# Work instruction:
I would like every entry below written out exactly.
··· Records supplied
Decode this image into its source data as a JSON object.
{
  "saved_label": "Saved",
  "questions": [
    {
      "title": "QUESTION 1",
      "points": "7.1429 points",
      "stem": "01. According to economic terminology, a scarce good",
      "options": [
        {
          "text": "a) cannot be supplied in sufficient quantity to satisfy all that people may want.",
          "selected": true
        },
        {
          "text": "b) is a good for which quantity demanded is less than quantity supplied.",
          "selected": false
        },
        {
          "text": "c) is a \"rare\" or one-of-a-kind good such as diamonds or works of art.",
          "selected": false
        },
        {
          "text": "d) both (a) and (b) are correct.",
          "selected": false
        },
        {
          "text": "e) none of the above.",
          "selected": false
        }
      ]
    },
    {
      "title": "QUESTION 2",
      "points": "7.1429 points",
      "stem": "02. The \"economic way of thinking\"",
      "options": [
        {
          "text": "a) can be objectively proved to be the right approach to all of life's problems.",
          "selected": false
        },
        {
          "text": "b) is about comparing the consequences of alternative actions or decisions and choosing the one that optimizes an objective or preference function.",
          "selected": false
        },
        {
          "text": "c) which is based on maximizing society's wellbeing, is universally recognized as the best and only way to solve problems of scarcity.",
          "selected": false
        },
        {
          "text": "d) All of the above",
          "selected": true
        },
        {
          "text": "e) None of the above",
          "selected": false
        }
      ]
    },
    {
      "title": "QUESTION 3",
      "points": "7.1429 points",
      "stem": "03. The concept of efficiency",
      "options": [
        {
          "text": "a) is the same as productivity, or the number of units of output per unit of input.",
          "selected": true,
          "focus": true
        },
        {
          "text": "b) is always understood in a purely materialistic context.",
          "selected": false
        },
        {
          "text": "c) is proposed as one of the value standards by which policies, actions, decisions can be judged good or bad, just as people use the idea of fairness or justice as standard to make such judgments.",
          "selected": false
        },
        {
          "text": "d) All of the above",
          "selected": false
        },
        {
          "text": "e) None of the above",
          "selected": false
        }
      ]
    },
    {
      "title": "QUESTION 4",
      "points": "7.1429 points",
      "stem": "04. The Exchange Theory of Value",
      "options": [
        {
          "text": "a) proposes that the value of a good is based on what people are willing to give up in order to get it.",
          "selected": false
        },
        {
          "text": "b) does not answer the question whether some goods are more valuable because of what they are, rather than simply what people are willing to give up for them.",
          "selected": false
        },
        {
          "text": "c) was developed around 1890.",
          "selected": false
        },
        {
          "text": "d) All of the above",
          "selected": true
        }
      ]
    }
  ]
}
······
# Written answer:
Decode this image into its source data as a JSON object.
{
  "saved_label": "Saved",
  "questions": [
    {
      "title": "QUESTION 1",
      "points": "7.1429 points",
      "stem": "01. According to economic terminology, a scarce good",
      "options": [
        {
          "text": "a) cannot be supplied in sufficient quantity to satisfy all that people may want.",
          "selected": true
        },
        {
          "text": "b) is a good for which quantity demanded is less than quantity supplied.",
          "selected": false
        },
        {
          "text": "c) is a \"rare\" or one-of-a-kind good such as diamonds or works of art.",
          "selected": false
        },
        {
          "text": "d) both (a) and (b) are correct.",
          "selected": false
        },
        {
          "text": "e) none of the above.",
          "selected": false
        }
      ]
    },
    {
      "title": "QUESTION 2",
      "points": "7.1429 points",
      "stem": "02. The \"economic way of thinking\"",
      "options": [
        {
          "text": "a) can be objectively proved to be the right approach to all of life's problems.",
          "selected": false
        },
        {
          "text": "b) is about comparing the consequences of alternative actions or decisions and choosing the one that optimizes an objective or preference function.",
          "selected": false
        },
        {
          "text": "c) which is based on maximizing society's wellbeing, is universally recognized as the best and only way to solve problems of scarcity.",
          "selected": false
        },
        {
          "text": "d) All of the above",
          "selected": true
        },
        {
          "text": "e) None of the above",
          "selected": false
        }
      ]
    },
    {
      "title": "QUESTION 3",
      "points": "7.1429 points",
      "stem": "03. The concept of efficiency",
      "options": [
        {
          "text": "a) is the same as productivity, or the number of units of output per unit of input.",
          "selected": true,
          "focus": true
        },
        {
          "text": "b) is always understood in a purely materialistic context.",
          "selected": false
        },
        {
          "text": "c) is proposed as one of the value standards by which policies, actions, decisions can be judged good or bad, just as people use the idea of fairness or justice as standard to make such judgments.",
          "selected": false
        },
        {
          "text": "d) All of the above",
          "selected": false
        },
        {
          "text": "e) None of the above",
          "selected": false
        }
      ]
    },
    {
      "title": "QUESTION 4",
      "points": "7.1429 points",
      "stem": "04. The Exchange Theory of Value",
      "options": [
        {
          "text": "a) proposes that the value of a good is based on what people are willing to give up in order to get it.",
          "selected": false
        },
        {
          "text": "b) does not answer the question whether some goods are more valuable because of what they are, rather than simply what people are willing to give up for them.",
          "selected": false
        },
        {
          "text": "c) was developed around 1890.",
          "selected": false
        },
        {
          "text": "d) All of the above",
          "selected": true
        }
      ]
    }
  ]
}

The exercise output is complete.